Search the records below for the word "greeting", then return every line where it appears.

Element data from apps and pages
[Start of section]
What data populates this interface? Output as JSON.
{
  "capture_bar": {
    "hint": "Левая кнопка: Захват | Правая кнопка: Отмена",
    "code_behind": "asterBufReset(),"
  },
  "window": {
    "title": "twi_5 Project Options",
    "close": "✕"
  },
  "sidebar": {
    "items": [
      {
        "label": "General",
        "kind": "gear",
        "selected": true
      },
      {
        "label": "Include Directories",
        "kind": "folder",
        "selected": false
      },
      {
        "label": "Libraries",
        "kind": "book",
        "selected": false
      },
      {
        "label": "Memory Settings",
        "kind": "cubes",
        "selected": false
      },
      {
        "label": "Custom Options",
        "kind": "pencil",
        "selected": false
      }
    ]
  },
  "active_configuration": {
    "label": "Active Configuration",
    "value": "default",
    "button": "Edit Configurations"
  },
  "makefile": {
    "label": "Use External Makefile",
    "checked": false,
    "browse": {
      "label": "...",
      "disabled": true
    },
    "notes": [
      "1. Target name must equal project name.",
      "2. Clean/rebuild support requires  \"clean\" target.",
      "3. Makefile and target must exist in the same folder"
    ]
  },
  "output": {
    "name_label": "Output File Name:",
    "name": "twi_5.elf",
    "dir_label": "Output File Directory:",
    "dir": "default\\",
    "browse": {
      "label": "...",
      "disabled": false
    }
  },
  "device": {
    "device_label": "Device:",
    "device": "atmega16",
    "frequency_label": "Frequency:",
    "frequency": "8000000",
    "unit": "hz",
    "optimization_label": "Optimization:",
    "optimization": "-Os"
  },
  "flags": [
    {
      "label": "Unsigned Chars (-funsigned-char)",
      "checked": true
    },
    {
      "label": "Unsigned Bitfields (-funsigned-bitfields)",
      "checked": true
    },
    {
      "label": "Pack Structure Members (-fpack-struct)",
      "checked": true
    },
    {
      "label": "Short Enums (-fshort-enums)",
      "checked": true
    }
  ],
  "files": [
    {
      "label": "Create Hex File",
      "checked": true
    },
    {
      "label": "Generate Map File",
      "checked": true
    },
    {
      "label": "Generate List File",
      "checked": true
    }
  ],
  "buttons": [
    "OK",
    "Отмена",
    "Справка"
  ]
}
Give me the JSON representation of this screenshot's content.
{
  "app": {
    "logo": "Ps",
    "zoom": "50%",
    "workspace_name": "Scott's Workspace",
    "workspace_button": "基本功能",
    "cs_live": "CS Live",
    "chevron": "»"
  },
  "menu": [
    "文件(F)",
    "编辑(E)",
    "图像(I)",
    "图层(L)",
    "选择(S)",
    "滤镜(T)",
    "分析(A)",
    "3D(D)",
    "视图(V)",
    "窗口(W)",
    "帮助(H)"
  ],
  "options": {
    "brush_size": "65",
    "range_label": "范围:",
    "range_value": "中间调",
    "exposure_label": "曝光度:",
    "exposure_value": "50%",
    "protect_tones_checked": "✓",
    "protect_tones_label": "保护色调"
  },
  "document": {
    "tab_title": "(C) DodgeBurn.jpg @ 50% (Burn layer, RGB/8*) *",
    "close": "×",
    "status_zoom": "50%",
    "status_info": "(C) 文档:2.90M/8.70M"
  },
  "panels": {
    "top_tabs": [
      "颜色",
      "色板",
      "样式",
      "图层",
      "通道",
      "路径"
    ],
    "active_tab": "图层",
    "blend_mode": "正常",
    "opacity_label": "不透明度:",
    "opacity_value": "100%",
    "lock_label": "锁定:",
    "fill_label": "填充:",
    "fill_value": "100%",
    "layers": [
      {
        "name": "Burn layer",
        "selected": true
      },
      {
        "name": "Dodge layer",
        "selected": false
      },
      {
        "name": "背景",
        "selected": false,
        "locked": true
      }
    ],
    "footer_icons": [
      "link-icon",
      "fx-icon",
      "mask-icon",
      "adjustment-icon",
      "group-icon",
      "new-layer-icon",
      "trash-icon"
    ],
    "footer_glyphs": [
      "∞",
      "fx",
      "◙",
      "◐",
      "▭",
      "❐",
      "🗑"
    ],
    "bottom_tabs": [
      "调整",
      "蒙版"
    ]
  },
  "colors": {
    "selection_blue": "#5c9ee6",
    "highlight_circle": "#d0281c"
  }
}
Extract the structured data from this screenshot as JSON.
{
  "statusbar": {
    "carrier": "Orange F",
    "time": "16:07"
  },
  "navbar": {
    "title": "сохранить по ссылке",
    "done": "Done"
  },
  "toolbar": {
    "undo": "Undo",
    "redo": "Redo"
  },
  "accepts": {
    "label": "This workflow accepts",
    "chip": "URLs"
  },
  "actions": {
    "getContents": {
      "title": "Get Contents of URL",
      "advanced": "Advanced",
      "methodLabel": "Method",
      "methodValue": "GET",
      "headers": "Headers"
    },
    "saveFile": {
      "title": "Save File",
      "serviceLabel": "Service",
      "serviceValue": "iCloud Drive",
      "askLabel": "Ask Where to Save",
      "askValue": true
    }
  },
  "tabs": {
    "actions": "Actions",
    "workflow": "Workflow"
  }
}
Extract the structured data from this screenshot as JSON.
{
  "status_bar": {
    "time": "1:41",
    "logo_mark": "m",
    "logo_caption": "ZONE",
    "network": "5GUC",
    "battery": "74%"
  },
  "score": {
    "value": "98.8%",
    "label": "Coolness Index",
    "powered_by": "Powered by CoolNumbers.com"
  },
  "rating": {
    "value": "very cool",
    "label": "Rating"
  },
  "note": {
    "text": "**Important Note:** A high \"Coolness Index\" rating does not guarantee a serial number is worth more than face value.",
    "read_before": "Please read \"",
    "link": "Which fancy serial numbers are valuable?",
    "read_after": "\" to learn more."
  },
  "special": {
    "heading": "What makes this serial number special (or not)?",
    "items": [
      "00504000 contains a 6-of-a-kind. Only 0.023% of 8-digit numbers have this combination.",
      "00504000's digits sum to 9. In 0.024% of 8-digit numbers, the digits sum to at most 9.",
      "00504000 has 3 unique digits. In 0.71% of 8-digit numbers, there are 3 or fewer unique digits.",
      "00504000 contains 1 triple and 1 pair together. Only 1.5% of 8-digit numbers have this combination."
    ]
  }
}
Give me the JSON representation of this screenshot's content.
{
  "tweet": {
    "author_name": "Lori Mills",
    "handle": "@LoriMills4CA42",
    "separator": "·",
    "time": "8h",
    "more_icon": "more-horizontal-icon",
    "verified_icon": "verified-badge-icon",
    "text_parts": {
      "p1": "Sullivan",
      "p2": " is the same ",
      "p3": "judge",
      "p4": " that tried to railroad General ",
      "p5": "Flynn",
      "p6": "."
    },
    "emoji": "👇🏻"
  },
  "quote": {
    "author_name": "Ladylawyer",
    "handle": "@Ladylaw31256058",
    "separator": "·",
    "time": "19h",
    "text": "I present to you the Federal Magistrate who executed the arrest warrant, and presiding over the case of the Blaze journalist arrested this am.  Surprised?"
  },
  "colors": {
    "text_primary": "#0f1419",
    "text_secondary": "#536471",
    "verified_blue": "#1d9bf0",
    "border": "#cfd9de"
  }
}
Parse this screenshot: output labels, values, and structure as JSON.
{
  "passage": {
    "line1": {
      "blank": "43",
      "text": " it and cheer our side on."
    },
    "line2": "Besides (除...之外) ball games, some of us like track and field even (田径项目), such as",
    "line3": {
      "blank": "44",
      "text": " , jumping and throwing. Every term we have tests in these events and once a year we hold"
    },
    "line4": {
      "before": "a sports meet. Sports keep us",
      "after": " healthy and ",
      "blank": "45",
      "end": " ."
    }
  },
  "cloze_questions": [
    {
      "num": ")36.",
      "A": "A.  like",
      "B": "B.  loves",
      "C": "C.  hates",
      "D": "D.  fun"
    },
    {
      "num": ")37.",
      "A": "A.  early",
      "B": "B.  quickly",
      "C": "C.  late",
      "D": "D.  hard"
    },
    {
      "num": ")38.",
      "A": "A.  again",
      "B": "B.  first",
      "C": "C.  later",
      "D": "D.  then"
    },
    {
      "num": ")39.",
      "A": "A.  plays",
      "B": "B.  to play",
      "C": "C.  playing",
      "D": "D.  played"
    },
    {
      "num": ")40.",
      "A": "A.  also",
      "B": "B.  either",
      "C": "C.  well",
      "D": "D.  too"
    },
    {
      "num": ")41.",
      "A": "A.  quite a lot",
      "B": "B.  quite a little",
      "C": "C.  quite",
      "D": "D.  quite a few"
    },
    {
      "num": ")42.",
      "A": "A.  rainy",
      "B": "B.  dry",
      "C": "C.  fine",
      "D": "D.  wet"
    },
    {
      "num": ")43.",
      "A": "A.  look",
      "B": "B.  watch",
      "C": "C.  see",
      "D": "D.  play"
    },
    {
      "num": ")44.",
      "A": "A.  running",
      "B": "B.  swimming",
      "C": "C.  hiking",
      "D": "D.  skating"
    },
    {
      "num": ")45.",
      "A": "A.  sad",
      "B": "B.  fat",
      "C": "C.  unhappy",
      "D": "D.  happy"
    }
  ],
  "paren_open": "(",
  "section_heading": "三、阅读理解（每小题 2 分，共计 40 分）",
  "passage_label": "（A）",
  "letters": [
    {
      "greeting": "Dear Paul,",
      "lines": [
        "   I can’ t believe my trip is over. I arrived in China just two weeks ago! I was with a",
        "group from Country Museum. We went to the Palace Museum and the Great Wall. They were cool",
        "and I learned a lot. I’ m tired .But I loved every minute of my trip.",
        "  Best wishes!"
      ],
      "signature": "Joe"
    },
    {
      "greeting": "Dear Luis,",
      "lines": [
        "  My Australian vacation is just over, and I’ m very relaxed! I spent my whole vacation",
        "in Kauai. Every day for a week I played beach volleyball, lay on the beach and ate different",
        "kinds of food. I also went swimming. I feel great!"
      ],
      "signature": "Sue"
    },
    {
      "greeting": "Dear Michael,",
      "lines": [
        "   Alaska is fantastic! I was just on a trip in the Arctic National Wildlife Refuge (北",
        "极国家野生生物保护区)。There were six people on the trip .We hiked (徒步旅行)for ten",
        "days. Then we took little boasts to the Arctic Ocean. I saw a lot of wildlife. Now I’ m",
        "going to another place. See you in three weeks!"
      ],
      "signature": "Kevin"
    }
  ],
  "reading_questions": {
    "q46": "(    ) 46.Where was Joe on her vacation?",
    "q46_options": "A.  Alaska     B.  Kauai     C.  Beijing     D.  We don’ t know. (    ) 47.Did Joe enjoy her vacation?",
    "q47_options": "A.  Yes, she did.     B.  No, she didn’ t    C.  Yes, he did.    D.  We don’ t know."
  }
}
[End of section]
◆ **Exercise result**:
      "greeting": "Dear Paul,",
      "greeting": "Dear Luis,",
      "greeting": "Dear Michael,",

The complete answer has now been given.